● Your assignment
Copy out the full listing below as it stands, with its pictures left behind.

● Data supplied
※
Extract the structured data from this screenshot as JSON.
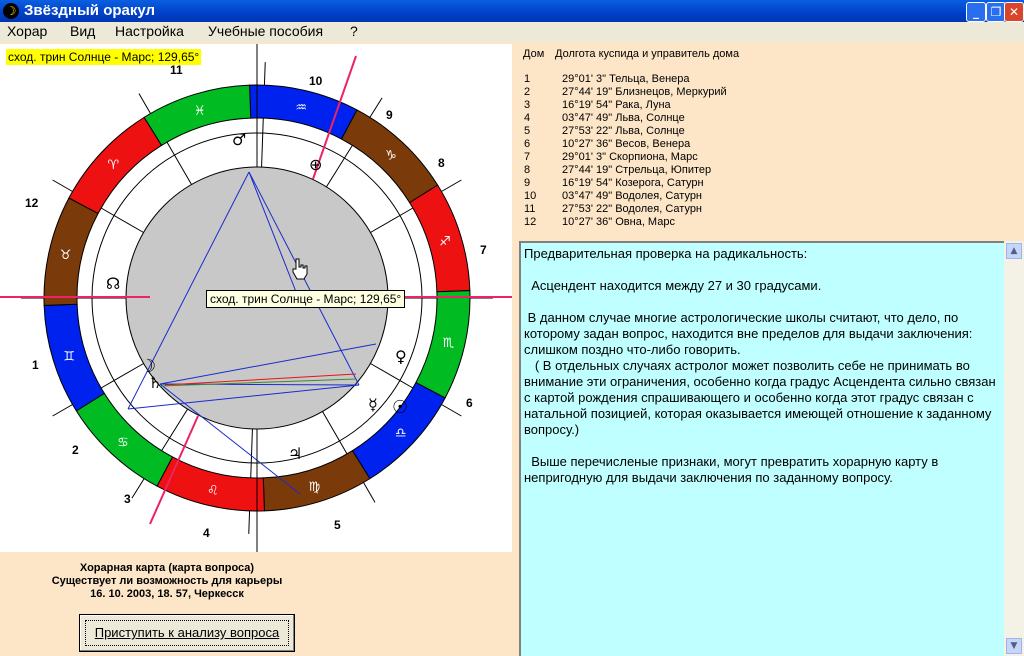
{
  "window": {
    "title": "Звёздный оракул",
    "icon": "app-icon"
  },
  "menu": [
    "Хорар",
    "Вид",
    "Настройка",
    "Учебные пособия",
    "?"
  ],
  "chart": {
    "tooltip_top": "сход. трин Солнце - Марс; 129,65°",
    "tooltip_center": "сход. трин Солнце - Марс; 129,65°",
    "house_numbers": [
      "1",
      "2",
      "3",
      "4",
      "5",
      "6",
      "7",
      "8",
      "9",
      "10",
      "11",
      "12"
    ],
    "colors": {
      "blue": "#0022ee",
      "green": "#00bb22",
      "red": "#ee1111",
      "brown": "#7a3a0a",
      "aspect_line": "#1a2acc",
      "axis_line": "#ee2266"
    }
  },
  "caption": {
    "line1": "Хорарная карта (карта вопроса)",
    "line2": "Существует ли возможность для карьеры",
    "line3": "16. 10. 2003,  18. 57, Черкесск"
  },
  "analyze_button": "Приступить к анализу вопроса",
  "houses": {
    "header_house": "Дом",
    "header_cusp": "Долгота куспида и управитель дома",
    "rows": [
      {
        "num": "1",
        "pos": "29°01' 3\" Тельца, Венера"
      },
      {
        "num": "2",
        "pos": "27°44' 19\" Близнецов, Меркурий"
      },
      {
        "num": "3",
        "pos": "16°19' 54\" Рака, Луна"
      },
      {
        "num": "4",
        "pos": "03°47' 49\" Льва, Солнце"
      },
      {
        "num": "5",
        "pos": "27°53' 22\" Льва, Солнце"
      },
      {
        "num": "6",
        "pos": "10°27' 36\" Весов, Венера"
      },
      {
        "num": "7",
        "pos": "29°01' 3\" Скорпиона, Марс"
      },
      {
        "num": "8",
        "pos": "27°44' 19\" Стрельца, Юпитер"
      },
      {
        "num": "9",
        "pos": "16°19' 54\" Козерога, Сатурн"
      },
      {
        "num": "10",
        "pos": "03°47' 49\" Водолея, Сатурн"
      },
      {
        "num": "11",
        "pos": "27°53' 22\" Водолея, Сатурн"
      },
      {
        "num": "12",
        "pos": "10°27' 36\" Овна, Марс"
      }
    ]
  },
  "analysis": {
    "p1": "Предварительная проверка на радикальность:",
    "p2": "  Асцендент находится между 27 и 30 градусами.",
    "p3": " В данном случае многие астрологические школы считают, что дело, по которому задан вопрос, находится вне пределов для выдачи заключения: слишком поздно что-либо говорить.\n   ( В отдельных случаях астролог может позволить себе не принимать во внимание эти ограничения, особенно когда градус Асцендента сильно связан с картой рождения спрашивающего и особенно когда этот градус связан с натальной позицией, которая оказывается имеющей отношение к заданному вопросу.)",
    "p4": "  Выше перечисленые признаки, могут превратить хорарную карту в непригодную для выдачи заключения по заданному вопросу."
  }
}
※
● Exercise result
Extract the structured data from this screenshot as JSON.
{
  "window": {
    "title": "Звёздный оракул",
    "icon": "app-icon"
  },
  "menu": [
    "Хорар",
    "Вид",
    "Настройка",
    "Учебные пособия",
    "?"
  ],
  "chart": {
    "tooltip_top": "сход. трин Солнце - Марс; 129,65°",
    "tooltip_center": "сход. трин Солнце - Марс; 129,65°",
    "house_numbers": [
      "1",
      "2",
      "3",
      "4",
      "5",
      "6",
      "7",
      "8",
      "9",
      "10",
      "11",
      "12"
    ],
    "colors": {
      "blue": "#0022ee",
      "green": "#00bb22",
      "red": "#ee1111",
      "brown": "#7a3a0a",
      "aspect_line": "#1a2acc",
      "axis_line": "#ee2266"
    }
  },
  "caption": {
    "line1": "Хорарная карта (карта вопроса)",
    "line2": "Существует ли возможность для карьеры",
    "line3": "16. 10. 2003,  18. 57, Черкесск"
  },
  "analyze_button": "Приступить к анализу вопроса",
  "houses": {
    "header_house": "Дом",
    "header_cusp": "Долгота куспида и управитель дома",
    "rows": [
      {
        "num": "1",
        "pos": "29°01' 3\" Тельца, Венера"
      },
      {
        "num": "2",
        "pos": "27°44' 19\" Близнецов, Меркурий"
      },
      {
        "num": "3",
        "pos": "16°19' 54\" Рака, Луна"
      },
      {
        "num": "4",
        "pos": "03°47' 49\" Льва, Солнце"
      },
      {
        "num": "5",
        "pos": "27°53' 22\" Льва, Солнце"
      },
      {
        "num": "6",
        "pos": "10°27' 36\" Весов, Венера"
      },
      {
        "num": "7",
        "pos": "29°01' 3\" Скорпиона, Марс"
      },
      {
        "num": "8",
        "pos": "27°44' 19\" Стрельца, Юпитер"
      },
      {
        "num": "9",
        "pos": "16°19' 54\" Козерога, Сатурн"
      },
      {
        "num": "10",
        "pos": "03°47' 49\" Водолея, Сатурн"
      },
      {
        "num": "11",
        "pos": "27°53' 22\" Водолея, Сатурн"
      },
      {
        "num": "12",
        "pos": "10°27' 36\" Овна, Марс"
      }
    ]
  },
  "analysis": {
    "p1": "Предварительная проверка на радикальность:",
    "p2": "  Асцендент находится между 27 и 30 градусами.",
    "p3": " В данном случае многие астрологические школы считают, что дело, по которому задан вопрос, находится вне пределов для выдачи заключения: слишком поздно что-либо говорить.\n   ( В отдельных случаях астролог может позволить себе не принимать во внимание эти ограничения, особенно когда градус Асцендента сильно связан с картой рождения спрашивающего и особенно когда этот градус связан с натальной позицией, которая оказывается имеющей отношение к заданному вопросу.)",
    "p4": "  Выше перечисленые признаки, могут превратить хорарную карту в непригодную для выдачи заключения по заданному вопросу."
  }
}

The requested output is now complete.